watched as a child: the Flintstones, the Jetsons, and Scooby Doo.
There is an internet theory that the Flintstones and Jetsons
universes exist at the same time, and are a reflection of how
different classes live in a post-apocalyptic future. Everyone with
money escaped to the stratosphere, and everyone without had to stick
around on the ground, using animals and manual labor to do all their
work. In an episode of Scooby Doo, one of the “suspects” who was
acting strange was a marine biologist, working on a top-secret
invention to allow humans to communicate with dolphins. Oddly enough,
none of the cartoons of my childhood included a plot point about
genetically modified humans interbreeding with a superior race of
that this story reminds me of products made by 1960s-era Hanna
Barbera studios, I found it to be a bit ham-fisted. There were some
points of interest to me though, notably:
of investing in advances in efficient housing, population control,
and improved food production, the world leaders chose to waste their

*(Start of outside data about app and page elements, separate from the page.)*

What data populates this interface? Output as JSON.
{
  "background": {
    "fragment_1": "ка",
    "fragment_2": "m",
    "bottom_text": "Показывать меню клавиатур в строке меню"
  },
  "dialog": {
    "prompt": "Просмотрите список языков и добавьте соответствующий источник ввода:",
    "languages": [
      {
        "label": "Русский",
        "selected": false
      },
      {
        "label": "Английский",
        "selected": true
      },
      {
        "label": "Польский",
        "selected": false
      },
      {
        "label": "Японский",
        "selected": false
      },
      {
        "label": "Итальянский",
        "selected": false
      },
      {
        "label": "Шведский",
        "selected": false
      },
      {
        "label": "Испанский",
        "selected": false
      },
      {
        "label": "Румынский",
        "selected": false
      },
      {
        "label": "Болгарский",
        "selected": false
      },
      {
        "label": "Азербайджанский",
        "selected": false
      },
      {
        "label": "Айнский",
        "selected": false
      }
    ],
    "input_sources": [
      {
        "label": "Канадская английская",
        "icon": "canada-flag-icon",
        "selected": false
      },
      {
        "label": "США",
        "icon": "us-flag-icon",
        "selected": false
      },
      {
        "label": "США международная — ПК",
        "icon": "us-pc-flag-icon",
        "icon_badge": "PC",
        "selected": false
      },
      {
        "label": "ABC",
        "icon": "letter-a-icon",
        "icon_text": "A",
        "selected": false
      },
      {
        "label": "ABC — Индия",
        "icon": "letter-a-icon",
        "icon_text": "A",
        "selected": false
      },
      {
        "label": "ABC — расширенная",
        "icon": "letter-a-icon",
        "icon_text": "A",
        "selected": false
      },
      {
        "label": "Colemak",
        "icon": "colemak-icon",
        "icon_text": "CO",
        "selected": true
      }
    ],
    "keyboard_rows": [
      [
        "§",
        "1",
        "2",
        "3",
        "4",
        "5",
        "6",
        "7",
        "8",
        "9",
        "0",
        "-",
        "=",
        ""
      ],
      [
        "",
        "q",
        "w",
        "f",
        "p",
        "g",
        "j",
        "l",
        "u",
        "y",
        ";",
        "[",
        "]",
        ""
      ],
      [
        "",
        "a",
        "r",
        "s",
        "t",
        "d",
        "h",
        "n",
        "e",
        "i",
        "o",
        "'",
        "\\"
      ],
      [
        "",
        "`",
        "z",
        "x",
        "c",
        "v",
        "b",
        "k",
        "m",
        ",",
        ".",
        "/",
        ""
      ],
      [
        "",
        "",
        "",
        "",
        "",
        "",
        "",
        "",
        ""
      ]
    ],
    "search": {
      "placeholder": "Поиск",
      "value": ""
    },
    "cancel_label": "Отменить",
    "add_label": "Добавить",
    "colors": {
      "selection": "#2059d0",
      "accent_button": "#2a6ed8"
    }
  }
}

money on space exploration, which ultimately failed.
image of 240 world leaders being at the mercy of a genetically
superior dolphin race is awesome. I love the idea that a group of
(presumably mostly male) people who have always been privileged and
never had to worry about external factors affecting their personal
and professional success are now at the mercy of a group of
dolphins. I suspect that if (spoiler alert) they hadn't all died
immediately before the end of the story, many of them would have had
a difficult time adjusting to their new place in the social order.
In fact, I can think of a few world leaders who I would love to give
a dolphin-ultimatum to. Who knows... being on the receiving end of a
dolphin-ultimatum might even increase their compassion for the less
fortunate – you know, people whose futures may be influenced by
events outside of their own control. ...but maybe not.
I'm sure the race would not find me remotely worthy, I still say that
I welcome our new Dolphin Overlords with open fins.
story was very dated - if it was published today, people would read
it as a tongue-in-cheek sci-fi satire. As it is, I have no idea how
serious the author intended this story to be.
setup is seemingly same ol’, same ol’. Planet full of radioactive
waste. Food shortages. Political upheaval. Population control. (Side
note: “proper eugenic standards” would definitely not fly today.
“Underdeveloped regions” may have just as much stigma in the
chlorella-gatherers are relevant today. Algae blooms are in the
media, and carbon fixing/sequestration is a buzzword-filled topic.
Algae and other food alternatives are popping up. Mycoprotein,
synthetic meat, insects, and other food replacements.
bits here and there mean I can’t take this story seriously. The
dolphins have trained whales and crabs. The dolphins speak “not
from mouths but from blow-holes”. (No, that’s not how that works.
That would be like us speaking out of tracheas.)
then there’s the ending. That’s when the story announces itself
as a dark comedy. It was so very Hitchhiker’s Guide/Battlestar
Galactica. You’re inferior, but let’s try breeding. Actually,
never mind. So long, and thanks for all the fish...because we
poisoned them for you but not for us.
premise of an out-of-control population boom feels dated. I’ve read
other SF with the premise of a drastically overpopulated Earth, so I
know it is an idea that was around, but today it seems odd that that
would be people’s biggest concern. The message about polluting our
own food supply has aged better, although I’m way too cynical to
accept a situation where the world is too busy trying to produce to
fight each other, if anything it seems like the conditions described
should provoke more conflict, not less.
casual endorsement of sterilization and eugenics and the implication
that they are necessary for humanity’s survival is downright
disturbing. I know that these concepts were once more readily
accepted, but randomly coming across them in the story is extremely
I don’t really know how to react to this story. Some aspects of it
are definitely dated and/or super problematic, and the story itself
is just so weird. Super powered dolphins is just such an odd choice
for the apocalypse, as is the dolphins’ suggestion for how to save